• [ASSIGNED TASK] Search the data below for lines that include the word "views" and state how many there are, nothing else.

• [GIVEN ENTRIES]
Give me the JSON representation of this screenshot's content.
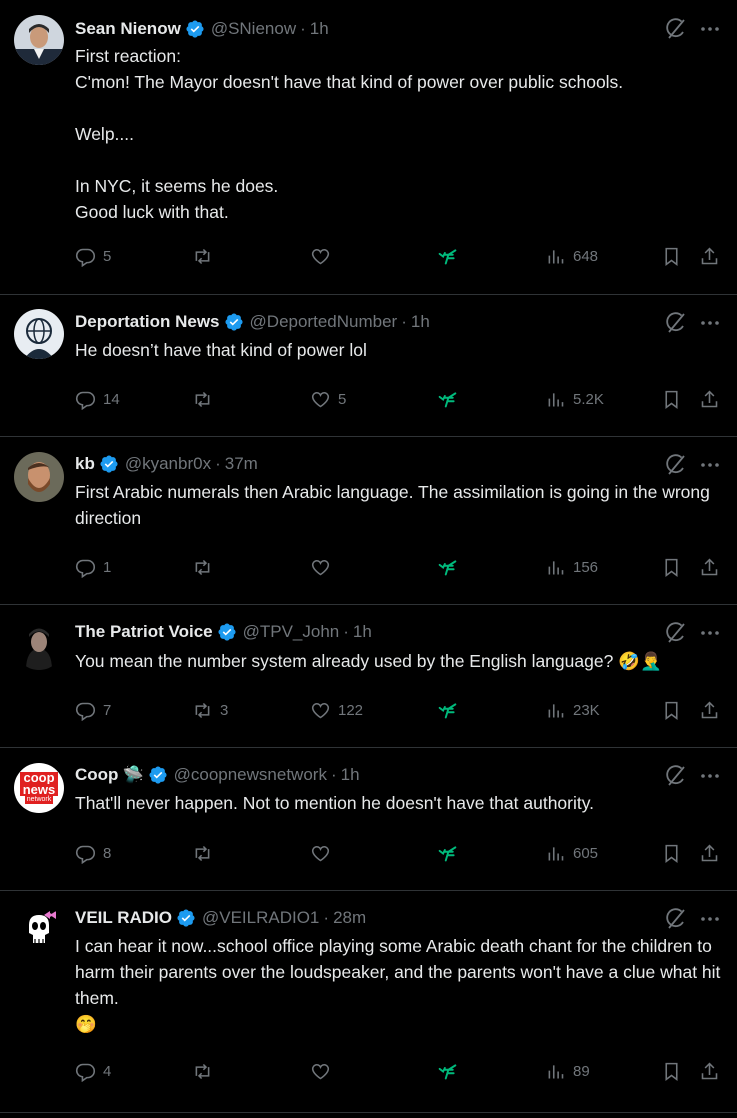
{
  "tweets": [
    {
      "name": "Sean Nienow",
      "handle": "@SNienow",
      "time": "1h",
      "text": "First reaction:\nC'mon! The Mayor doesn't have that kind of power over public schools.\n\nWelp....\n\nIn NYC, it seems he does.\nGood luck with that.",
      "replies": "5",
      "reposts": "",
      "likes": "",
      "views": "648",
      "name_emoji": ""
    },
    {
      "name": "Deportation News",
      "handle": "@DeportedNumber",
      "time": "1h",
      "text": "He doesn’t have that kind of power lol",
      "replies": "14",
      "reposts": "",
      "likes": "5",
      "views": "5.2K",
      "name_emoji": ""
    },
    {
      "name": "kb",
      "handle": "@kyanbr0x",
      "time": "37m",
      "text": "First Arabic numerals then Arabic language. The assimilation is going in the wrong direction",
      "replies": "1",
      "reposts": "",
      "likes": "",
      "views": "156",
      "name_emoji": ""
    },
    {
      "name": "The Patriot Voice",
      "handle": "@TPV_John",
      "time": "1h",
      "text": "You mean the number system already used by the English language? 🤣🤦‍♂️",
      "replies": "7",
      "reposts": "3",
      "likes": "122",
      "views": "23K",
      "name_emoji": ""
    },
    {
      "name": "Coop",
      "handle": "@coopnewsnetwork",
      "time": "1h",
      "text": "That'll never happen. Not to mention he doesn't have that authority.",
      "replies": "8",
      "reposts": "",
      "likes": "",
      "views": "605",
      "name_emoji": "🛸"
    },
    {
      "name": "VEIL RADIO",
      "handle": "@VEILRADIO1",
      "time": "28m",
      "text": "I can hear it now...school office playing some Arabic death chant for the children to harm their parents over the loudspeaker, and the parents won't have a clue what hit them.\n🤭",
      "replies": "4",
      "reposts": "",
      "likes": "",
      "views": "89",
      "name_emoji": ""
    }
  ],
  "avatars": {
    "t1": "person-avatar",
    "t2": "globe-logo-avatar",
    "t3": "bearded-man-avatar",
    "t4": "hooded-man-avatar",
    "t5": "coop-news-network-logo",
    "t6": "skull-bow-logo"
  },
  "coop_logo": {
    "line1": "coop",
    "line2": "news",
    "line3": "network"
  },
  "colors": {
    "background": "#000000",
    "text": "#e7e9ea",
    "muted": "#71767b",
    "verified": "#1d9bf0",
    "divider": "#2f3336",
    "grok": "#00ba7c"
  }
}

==

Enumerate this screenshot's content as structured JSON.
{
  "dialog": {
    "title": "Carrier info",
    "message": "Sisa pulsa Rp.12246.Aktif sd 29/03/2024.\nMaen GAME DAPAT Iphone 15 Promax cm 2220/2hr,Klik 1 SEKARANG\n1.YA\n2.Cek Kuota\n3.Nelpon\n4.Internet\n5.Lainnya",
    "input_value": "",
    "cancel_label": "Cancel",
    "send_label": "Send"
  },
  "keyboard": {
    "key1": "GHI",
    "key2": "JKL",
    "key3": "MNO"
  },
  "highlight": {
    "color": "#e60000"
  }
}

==

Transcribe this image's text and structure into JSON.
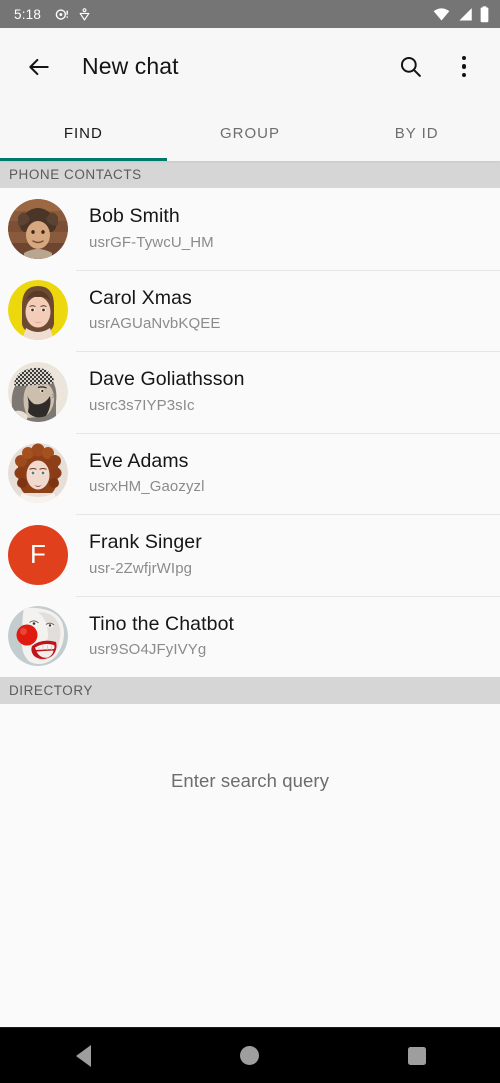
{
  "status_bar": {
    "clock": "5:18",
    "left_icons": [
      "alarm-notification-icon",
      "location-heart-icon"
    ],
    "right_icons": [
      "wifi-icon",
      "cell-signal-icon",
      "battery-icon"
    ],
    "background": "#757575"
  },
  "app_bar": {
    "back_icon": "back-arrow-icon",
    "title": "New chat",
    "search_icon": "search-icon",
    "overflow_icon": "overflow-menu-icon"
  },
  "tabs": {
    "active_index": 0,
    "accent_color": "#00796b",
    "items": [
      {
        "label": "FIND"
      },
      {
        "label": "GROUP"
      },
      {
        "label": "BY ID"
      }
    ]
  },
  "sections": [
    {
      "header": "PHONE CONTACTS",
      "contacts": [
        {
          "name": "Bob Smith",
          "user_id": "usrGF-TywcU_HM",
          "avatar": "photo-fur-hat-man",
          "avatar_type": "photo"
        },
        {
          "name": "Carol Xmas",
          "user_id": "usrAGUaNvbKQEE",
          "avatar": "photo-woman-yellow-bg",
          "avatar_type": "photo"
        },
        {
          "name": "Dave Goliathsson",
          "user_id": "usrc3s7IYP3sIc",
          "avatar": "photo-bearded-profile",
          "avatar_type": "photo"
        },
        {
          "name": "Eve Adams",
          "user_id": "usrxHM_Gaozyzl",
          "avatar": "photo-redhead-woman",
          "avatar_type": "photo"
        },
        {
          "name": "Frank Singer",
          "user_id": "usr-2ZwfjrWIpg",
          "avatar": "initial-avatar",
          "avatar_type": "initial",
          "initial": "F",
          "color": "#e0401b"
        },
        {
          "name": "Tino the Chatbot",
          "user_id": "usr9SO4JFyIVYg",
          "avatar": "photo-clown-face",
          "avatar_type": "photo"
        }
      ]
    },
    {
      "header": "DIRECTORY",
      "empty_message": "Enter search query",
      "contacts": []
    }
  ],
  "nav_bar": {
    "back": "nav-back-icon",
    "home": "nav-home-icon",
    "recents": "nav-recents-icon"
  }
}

• [EXPECTED ANSWER] 6